## Assignment
What is the number of lines in the data below that contain "Valori"? Reply with the number only.

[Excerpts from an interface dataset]
Content starts
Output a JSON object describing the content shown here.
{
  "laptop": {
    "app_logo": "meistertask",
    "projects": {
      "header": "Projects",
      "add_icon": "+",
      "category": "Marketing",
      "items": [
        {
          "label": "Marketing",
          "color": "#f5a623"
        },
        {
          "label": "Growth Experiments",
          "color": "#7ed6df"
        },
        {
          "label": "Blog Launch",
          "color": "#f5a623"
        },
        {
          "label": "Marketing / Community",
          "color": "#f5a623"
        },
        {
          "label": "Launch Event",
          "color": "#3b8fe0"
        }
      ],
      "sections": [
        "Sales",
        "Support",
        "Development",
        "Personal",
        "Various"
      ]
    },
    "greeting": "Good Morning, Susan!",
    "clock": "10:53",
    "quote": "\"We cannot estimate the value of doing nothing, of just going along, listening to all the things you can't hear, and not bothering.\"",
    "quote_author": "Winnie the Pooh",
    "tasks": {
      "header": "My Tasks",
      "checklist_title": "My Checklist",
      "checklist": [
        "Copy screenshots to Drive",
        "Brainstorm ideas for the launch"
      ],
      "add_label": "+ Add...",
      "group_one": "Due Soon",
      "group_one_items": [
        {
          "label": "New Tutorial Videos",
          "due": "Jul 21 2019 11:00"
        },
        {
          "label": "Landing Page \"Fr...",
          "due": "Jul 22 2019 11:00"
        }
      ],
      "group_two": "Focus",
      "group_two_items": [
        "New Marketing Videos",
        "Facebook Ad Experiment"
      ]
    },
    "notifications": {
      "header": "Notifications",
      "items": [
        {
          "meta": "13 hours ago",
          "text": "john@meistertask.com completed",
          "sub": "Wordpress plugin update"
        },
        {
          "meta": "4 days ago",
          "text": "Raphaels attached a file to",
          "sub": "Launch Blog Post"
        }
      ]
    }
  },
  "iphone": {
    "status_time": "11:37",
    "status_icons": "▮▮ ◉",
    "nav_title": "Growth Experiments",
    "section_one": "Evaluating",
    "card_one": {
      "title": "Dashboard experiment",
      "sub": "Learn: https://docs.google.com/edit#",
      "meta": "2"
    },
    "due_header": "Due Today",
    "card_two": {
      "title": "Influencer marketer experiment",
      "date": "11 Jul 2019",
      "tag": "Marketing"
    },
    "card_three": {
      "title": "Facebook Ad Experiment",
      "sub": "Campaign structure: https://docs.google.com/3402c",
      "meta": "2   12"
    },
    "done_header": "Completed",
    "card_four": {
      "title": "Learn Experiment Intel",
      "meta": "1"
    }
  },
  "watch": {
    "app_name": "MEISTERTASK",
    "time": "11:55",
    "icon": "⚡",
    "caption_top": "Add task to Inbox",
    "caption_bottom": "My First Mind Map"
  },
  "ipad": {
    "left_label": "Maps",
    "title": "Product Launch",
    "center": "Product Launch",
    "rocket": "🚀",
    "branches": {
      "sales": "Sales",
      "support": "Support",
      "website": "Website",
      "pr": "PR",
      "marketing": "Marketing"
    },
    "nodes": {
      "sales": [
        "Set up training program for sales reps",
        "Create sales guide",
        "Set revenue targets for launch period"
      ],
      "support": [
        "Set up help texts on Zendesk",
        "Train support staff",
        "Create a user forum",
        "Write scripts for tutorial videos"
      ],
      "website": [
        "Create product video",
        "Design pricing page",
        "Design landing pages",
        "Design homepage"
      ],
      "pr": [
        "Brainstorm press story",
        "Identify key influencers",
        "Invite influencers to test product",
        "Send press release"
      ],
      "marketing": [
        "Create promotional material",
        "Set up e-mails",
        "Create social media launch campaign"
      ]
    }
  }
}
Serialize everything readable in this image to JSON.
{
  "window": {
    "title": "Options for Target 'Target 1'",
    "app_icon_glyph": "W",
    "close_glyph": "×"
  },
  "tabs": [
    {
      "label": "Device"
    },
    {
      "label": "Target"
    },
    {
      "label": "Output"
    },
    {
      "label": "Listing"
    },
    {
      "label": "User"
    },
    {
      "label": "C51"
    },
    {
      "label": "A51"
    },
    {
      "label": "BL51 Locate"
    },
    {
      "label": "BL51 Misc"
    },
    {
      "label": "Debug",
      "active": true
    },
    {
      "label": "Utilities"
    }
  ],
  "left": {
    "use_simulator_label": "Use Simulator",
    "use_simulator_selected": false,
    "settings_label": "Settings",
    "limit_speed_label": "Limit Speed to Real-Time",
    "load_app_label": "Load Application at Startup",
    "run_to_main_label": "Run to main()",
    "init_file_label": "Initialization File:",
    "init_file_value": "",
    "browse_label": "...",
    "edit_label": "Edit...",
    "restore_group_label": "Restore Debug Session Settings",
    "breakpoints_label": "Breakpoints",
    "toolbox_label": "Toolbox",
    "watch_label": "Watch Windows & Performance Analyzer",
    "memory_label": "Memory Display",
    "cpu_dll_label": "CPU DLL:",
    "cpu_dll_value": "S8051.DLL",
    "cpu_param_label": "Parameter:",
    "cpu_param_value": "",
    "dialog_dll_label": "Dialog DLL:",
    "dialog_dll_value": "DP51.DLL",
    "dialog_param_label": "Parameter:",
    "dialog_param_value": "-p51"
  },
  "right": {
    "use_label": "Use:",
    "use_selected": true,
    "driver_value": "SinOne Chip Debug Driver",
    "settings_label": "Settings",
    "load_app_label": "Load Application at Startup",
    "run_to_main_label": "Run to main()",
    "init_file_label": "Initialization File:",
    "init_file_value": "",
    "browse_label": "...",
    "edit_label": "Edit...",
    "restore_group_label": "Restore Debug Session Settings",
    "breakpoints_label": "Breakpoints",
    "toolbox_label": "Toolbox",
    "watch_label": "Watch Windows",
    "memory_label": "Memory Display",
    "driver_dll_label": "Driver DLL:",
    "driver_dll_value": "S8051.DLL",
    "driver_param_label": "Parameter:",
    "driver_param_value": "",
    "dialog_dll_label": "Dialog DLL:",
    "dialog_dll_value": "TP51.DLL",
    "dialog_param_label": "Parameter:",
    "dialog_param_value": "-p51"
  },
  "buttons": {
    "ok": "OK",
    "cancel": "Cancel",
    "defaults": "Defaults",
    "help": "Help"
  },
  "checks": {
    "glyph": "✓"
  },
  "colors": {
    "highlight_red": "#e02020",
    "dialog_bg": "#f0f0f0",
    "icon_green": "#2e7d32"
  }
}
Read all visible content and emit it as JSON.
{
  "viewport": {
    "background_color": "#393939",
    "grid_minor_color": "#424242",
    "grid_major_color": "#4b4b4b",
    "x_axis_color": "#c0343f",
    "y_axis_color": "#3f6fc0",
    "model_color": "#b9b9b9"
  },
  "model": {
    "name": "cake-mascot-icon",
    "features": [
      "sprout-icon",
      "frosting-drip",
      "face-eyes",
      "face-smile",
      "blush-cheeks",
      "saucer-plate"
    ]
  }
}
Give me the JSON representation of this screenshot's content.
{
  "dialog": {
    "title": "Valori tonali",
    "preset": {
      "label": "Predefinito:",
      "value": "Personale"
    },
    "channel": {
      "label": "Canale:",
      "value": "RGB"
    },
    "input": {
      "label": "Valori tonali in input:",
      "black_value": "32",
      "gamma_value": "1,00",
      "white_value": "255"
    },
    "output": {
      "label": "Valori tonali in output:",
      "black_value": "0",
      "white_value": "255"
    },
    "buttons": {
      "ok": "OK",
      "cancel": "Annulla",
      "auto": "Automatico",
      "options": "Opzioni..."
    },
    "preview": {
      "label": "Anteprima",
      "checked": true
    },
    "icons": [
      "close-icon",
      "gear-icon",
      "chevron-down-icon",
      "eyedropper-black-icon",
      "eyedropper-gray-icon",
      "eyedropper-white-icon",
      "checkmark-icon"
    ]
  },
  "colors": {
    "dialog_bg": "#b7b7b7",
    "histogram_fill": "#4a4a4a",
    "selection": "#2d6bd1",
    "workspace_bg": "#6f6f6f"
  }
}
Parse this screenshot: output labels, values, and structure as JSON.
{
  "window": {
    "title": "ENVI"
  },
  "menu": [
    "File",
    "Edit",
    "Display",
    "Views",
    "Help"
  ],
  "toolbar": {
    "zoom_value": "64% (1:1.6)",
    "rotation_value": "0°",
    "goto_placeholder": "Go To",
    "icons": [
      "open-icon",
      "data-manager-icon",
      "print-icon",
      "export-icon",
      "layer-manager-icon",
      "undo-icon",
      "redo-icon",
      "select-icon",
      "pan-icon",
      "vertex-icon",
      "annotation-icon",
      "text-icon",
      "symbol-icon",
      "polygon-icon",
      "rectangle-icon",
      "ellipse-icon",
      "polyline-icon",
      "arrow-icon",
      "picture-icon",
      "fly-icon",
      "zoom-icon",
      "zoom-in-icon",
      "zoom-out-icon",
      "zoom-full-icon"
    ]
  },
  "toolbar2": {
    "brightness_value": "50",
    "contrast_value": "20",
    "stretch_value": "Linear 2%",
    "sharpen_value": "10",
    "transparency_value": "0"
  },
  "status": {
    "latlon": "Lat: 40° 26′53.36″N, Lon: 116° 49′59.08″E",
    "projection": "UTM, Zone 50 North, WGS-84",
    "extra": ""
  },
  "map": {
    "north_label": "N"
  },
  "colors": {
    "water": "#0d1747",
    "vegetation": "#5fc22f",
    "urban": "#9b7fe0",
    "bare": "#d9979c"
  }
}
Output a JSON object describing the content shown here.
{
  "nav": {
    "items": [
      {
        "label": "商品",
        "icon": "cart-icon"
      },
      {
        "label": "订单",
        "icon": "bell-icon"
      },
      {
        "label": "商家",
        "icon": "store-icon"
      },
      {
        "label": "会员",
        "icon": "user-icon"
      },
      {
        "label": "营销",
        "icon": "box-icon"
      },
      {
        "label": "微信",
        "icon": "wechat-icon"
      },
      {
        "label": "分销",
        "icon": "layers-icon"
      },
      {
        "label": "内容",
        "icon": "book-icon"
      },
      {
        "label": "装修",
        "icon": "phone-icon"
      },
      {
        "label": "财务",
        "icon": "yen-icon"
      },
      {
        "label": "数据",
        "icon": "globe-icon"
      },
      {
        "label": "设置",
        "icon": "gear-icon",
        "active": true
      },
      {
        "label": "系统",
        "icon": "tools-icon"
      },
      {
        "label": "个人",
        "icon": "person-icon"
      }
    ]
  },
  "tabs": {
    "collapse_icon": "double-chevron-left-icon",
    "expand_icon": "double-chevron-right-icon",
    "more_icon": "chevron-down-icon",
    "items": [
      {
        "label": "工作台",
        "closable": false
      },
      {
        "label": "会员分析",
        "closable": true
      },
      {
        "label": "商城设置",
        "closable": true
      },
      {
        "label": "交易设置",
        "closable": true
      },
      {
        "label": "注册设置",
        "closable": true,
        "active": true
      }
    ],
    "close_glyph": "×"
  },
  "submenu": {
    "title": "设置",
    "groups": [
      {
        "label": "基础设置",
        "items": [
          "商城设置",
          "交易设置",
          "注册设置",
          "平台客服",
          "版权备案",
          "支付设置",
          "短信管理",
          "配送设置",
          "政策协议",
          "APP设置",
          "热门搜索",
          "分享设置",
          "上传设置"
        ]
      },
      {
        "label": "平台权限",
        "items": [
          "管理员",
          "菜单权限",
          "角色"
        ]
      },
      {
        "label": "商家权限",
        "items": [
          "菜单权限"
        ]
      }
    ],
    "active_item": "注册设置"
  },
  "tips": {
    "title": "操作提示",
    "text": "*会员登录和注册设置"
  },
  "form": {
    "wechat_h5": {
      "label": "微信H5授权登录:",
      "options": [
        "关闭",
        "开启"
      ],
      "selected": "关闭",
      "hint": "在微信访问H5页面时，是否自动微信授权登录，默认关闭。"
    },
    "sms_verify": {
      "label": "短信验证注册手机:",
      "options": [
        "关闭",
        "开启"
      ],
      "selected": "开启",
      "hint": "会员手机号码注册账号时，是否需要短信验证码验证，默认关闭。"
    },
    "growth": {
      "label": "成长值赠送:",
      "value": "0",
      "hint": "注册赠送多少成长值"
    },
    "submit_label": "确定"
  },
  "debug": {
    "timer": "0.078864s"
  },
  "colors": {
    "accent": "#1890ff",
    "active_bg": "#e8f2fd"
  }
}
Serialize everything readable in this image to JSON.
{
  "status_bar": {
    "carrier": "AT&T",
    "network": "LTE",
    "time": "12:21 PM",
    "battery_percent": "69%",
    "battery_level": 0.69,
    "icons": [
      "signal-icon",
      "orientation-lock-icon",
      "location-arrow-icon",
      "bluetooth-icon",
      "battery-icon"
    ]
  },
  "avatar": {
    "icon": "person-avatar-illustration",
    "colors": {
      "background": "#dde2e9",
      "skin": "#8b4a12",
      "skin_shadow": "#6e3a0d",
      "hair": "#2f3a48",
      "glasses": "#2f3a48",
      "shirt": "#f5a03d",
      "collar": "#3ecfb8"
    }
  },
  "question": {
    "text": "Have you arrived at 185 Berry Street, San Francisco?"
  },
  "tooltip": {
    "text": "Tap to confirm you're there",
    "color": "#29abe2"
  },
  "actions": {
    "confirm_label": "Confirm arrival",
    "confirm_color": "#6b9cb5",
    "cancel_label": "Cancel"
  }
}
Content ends
## Written reply
3